**WORK TASK:** Leaving out the pictures, write the following records exactly as they read.

Items from an interface collection
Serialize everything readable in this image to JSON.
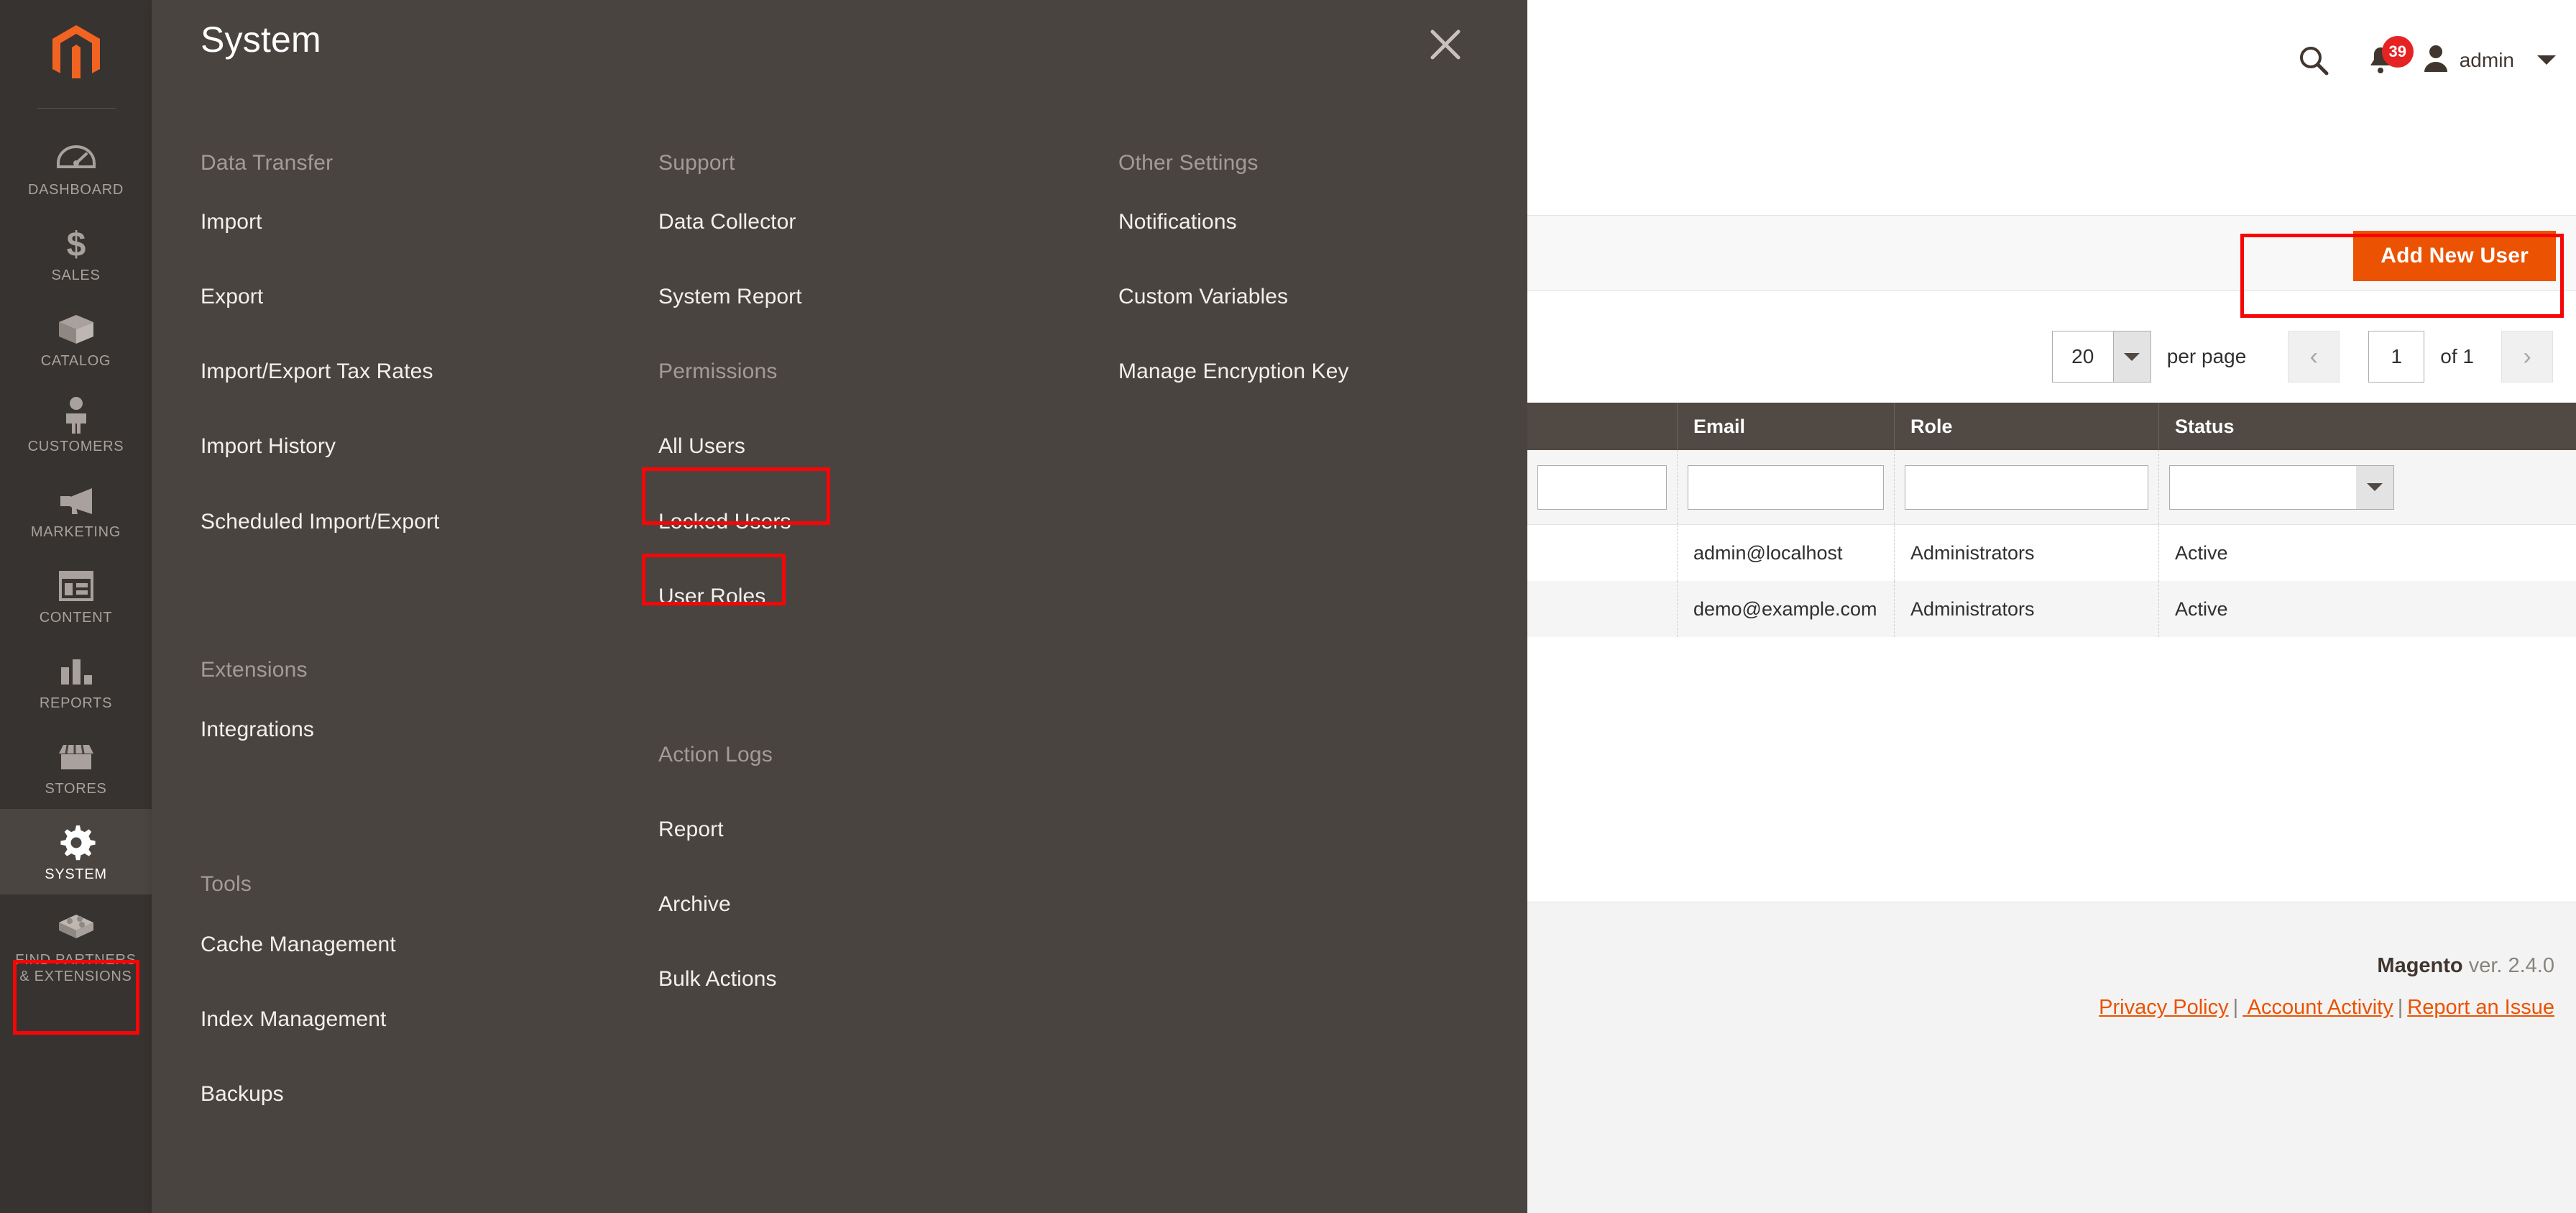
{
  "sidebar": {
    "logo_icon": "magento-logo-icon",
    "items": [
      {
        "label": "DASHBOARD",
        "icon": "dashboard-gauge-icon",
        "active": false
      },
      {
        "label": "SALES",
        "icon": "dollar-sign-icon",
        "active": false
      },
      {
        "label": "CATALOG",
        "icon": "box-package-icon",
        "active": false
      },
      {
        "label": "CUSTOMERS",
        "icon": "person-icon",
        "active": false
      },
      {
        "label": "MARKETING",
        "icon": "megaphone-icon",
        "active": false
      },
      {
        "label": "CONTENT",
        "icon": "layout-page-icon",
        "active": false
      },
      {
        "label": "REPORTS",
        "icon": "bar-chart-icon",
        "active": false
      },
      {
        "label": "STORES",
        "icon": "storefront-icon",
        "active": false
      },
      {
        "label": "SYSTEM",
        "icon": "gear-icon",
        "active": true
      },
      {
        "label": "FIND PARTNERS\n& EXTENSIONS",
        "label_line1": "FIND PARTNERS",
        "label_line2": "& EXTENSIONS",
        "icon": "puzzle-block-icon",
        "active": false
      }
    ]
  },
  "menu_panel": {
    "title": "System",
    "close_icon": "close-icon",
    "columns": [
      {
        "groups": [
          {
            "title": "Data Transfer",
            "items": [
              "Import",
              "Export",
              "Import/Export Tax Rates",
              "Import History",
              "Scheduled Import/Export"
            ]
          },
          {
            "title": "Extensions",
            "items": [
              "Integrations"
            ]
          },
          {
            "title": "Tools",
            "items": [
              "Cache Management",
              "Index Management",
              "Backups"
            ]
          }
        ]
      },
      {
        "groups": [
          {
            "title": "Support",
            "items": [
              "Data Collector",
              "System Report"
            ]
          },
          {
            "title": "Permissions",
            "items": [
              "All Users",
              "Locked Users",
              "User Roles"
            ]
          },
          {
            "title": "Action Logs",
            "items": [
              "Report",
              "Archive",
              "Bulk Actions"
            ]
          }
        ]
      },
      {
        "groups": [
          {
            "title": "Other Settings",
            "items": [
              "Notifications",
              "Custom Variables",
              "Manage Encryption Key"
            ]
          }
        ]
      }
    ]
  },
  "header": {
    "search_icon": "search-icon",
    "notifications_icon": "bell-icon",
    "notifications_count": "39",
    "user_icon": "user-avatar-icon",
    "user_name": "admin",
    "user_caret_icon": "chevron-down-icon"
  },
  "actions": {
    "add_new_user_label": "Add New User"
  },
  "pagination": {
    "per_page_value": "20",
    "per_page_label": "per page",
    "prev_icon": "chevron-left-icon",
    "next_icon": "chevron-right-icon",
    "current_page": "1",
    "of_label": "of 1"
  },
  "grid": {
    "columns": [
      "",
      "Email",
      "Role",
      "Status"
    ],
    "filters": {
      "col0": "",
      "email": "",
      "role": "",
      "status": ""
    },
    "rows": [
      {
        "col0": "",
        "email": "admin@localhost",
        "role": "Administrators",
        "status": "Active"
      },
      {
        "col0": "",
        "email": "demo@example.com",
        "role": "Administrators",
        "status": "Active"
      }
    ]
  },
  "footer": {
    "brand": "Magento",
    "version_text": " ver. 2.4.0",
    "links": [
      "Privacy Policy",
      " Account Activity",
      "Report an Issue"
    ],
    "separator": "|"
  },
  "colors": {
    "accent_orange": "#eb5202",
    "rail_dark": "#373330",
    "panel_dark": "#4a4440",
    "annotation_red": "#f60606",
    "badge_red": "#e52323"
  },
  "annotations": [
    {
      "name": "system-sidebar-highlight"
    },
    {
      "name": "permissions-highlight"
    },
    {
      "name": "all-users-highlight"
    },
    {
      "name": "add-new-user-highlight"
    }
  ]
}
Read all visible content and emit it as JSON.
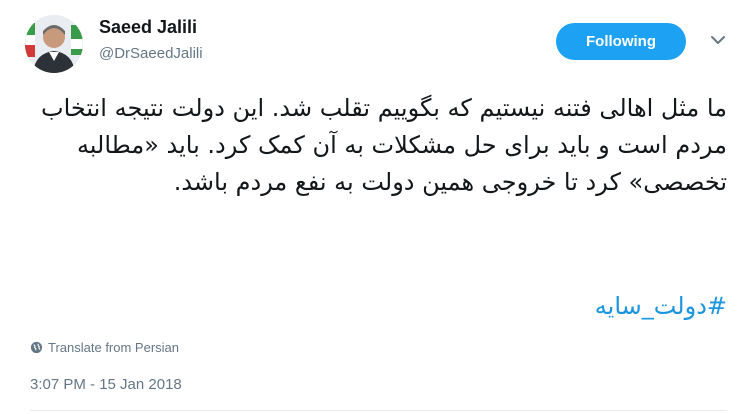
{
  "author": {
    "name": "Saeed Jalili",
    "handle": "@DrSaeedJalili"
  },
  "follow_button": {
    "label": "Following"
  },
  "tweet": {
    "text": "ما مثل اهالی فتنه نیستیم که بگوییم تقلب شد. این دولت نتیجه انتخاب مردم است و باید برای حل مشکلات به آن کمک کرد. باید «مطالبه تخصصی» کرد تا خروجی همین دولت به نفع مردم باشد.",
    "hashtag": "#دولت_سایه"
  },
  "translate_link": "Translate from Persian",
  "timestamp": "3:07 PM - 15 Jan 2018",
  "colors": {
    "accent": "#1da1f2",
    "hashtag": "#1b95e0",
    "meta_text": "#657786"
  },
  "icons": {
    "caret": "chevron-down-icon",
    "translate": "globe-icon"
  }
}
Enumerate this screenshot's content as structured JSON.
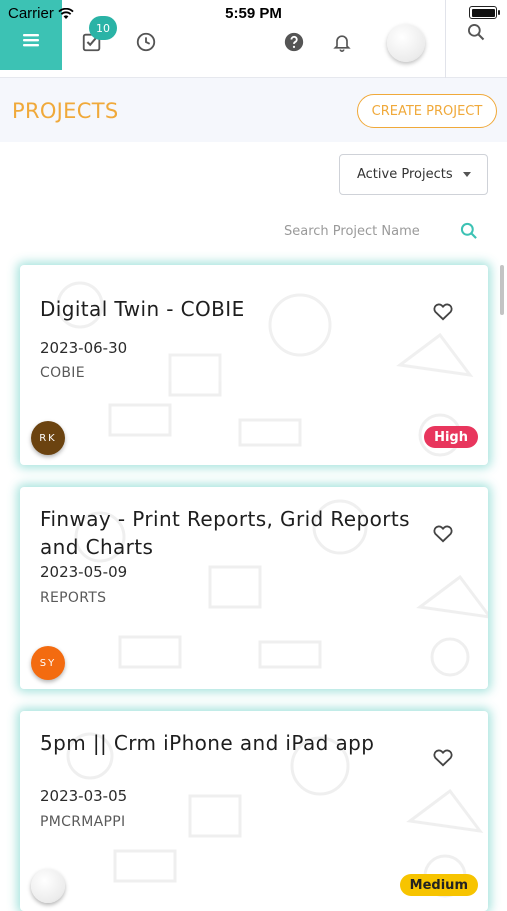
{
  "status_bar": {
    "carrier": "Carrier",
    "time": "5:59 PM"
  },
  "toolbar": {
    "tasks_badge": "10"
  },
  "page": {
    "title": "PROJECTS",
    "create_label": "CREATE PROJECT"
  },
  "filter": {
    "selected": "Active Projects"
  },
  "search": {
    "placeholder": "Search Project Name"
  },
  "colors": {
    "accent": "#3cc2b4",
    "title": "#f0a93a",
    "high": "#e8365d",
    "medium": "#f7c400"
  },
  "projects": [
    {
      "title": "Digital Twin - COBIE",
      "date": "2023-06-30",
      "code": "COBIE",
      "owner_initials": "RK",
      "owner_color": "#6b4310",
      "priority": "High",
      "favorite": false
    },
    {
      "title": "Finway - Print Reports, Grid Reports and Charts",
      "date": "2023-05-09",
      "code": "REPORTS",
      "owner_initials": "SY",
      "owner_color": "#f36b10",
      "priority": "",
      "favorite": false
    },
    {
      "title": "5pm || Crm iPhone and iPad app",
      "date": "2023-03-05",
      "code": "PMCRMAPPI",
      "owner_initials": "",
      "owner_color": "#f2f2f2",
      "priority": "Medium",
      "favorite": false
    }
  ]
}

**SOLUTION:**
Serialize everything readable in this image to JSON.
{
  "sidebar": {
    "logo_icon": "magento-logo-icon",
    "items": [
      {
        "label": "DASHBOARD",
        "icon": "dashboard-gauge-icon",
        "active": false
      },
      {
        "label": "SALES",
        "icon": "dollar-sign-icon",
        "active": false
      },
      {
        "label": "CATALOG",
        "icon": "box-package-icon",
        "active": false
      },
      {
        "label": "CUSTOMERS",
        "icon": "person-icon",
        "active": false
      },
      {
        "label": "MARKETING",
        "icon": "megaphone-icon",
        "active": false
      },
      {
        "label": "CONTENT",
        "icon": "layout-page-icon",
        "active": false
      },
      {
        "label": "REPORTS",
        "icon": "bar-chart-icon",
        "active": false
      },
      {
        "label": "STORES",
        "icon": "storefront-icon",
        "active": false
      },
      {
        "label": "SYSTEM",
        "icon": "gear-icon",
        "active": true
      },
      {
        "label": "FIND PARTNERS\n& EXTENSIONS",
        "label_line1": "FIND PARTNERS",
        "label_line2": "& EXTENSIONS",
        "icon": "puzzle-block-icon",
        "active": false
      }
    ]
  },
  "menu_panel": {
    "title": "System",
    "close_icon": "close-icon",
    "columns": [
      {
        "groups": [
          {
            "title": "Data Transfer",
            "items": [
              "Import",
              "Export",
              "Import/Export Tax Rates",
              "Import History",
              "Scheduled Import/Export"
            ]
          },
          {
            "title": "Extensions",
            "items": [
              "Integrations"
            ]
          },
          {
            "title": "Tools",
            "items": [
              "Cache Management",
              "Index Management",
              "Backups"
            ]
          }
        ]
      },
      {
        "groups": [
          {
            "title": "Support",
            "items": [
              "Data Collector",
              "System Report"
            ]
          },
          {
            "title": "Permissions",
            "items": [
              "All Users",
              "Locked Users",
              "User Roles"
            ]
          },
          {
            "title": "Action Logs",
            "items": [
              "Report",
              "Archive",
              "Bulk Actions"
            ]
          }
        ]
      },
      {
        "groups": [
          {
            "title": "Other Settings",
            "items": [
              "Notifications",
              "Custom Variables",
              "Manage Encryption Key"
            ]
          }
        ]
      }
    ]
  },
  "header": {
    "search_icon": "search-icon",
    "notifications_icon": "bell-icon",
    "notifications_count": "39",
    "user_icon": "user-avatar-icon",
    "user_name": "admin",
    "user_caret_icon": "chevron-down-icon"
  },
  "actions": {
    "add_new_user_label": "Add New User"
  },
  "pagination": {
    "per_page_value": "20",
    "per_page_label": "per page",
    "prev_icon": "chevron-left-icon",
    "next_icon": "chevron-right-icon",
    "current_page": "1",
    "of_label": "of 1"
  },
  "grid": {
    "columns": [
      "",
      "Email",
      "Role",
      "Status"
    ],
    "filters": {
      "col0": "",
      "email": "",
      "role": "",
      "status": ""
    },
    "rows": [
      {
        "col0": "",
        "email": "admin@localhost",
        "role": "Administrators",
        "status": "Active"
      },
      {
        "col0": "",
        "email": "demo@example.com",
        "role": "Administrators",
        "status": "Active"
      }
    ]
  },
  "footer": {
    "brand": "Magento",
    "version_text": " ver. 2.4.0",
    "links": [
      "Privacy Policy",
      " Account Activity",
      "Report an Issue"
    ],
    "separator": "|"
  },
  "colors": {
    "accent_orange": "#eb5202",
    "rail_dark": "#373330",
    "panel_dark": "#4a4440",
    "annotation_red": "#f60606",
    "badge_red": "#e52323"
  },
  "annotations": [
    {
      "name": "system-sidebar-highlight"
    },
    {
      "name": "permissions-highlight"
    },
    {
      "name": "all-users-highlight"
    },
    {
      "name": "add-new-user-highlight"
    }
  ]
}
Read all visible content and emit it as JSON.
{
  "author": {
    "name": "Saeed Jalili",
    "handle": "@DrSaeedJalili"
  },
  "follow_button": {
    "label": "Following"
  },
  "tweet": {
    "text": "ما مثل اهالی فتنه نیستیم که بگوییم تقلب شد. این دولت نتیجه انتخاب مردم است و باید برای حل مشکلات به آن کمک کرد. باید «مطالبه تخصصی» کرد تا خروجی همین دولت به نفع مردم باشد.",
    "hashtag": "#دولت_سایه"
  },
  "translate_link": "Translate from Persian",
  "timestamp": "3:07 PM - 15 Jan 2018",
  "colors": {
    "accent": "#1da1f2",
    "hashtag": "#1b95e0",
    "meta_text": "#657786"
  },
  "icons": {
    "caret": "chevron-down-icon",
    "translate": "globe-icon"
  }
}
Enumerate this screenshot's content as structured JSON.
{
  "status_bar": {
    "carrier": "Carrier",
    "time": "5:59 PM"
  },
  "toolbar": {
    "tasks_badge": "10"
  },
  "page": {
    "title": "PROJECTS",
    "create_label": "CREATE PROJECT"
  },
  "filter": {
    "selected": "Active Projects"
  },
  "search": {
    "placeholder": "Search Project Name"
  },
  "colors": {
    "accent": "#3cc2b4",
    "title": "#f0a93a",
    "high": "#e8365d",
    "medium": "#f7c400"
  },
  "projects": [
    {
      "title": "Digital Twin - COBIE",
      "date": "2023-06-30",
      "code": "COBIE",
      "owner_initials": "RK",
      "owner_color": "#6b4310",
      "priority": "High",
      "favorite": false
    },
    {
      "title": "Finway - Print Reports, Grid Reports and Charts",
      "date": "2023-05-09",
      "code": "REPORTS",
      "owner_initials": "SY",
      "owner_color": "#f36b10",
      "priority": "",
      "favorite": false
    },
    {
      "title": "5pm || Crm iPhone and iPad app",
      "date": "2023-03-05",
      "code": "PMCRMAPPI",
      "owner_initials": "",
      "owner_color": "#f2f2f2",
      "priority": "Medium",
      "favorite": false
    }
  ]
}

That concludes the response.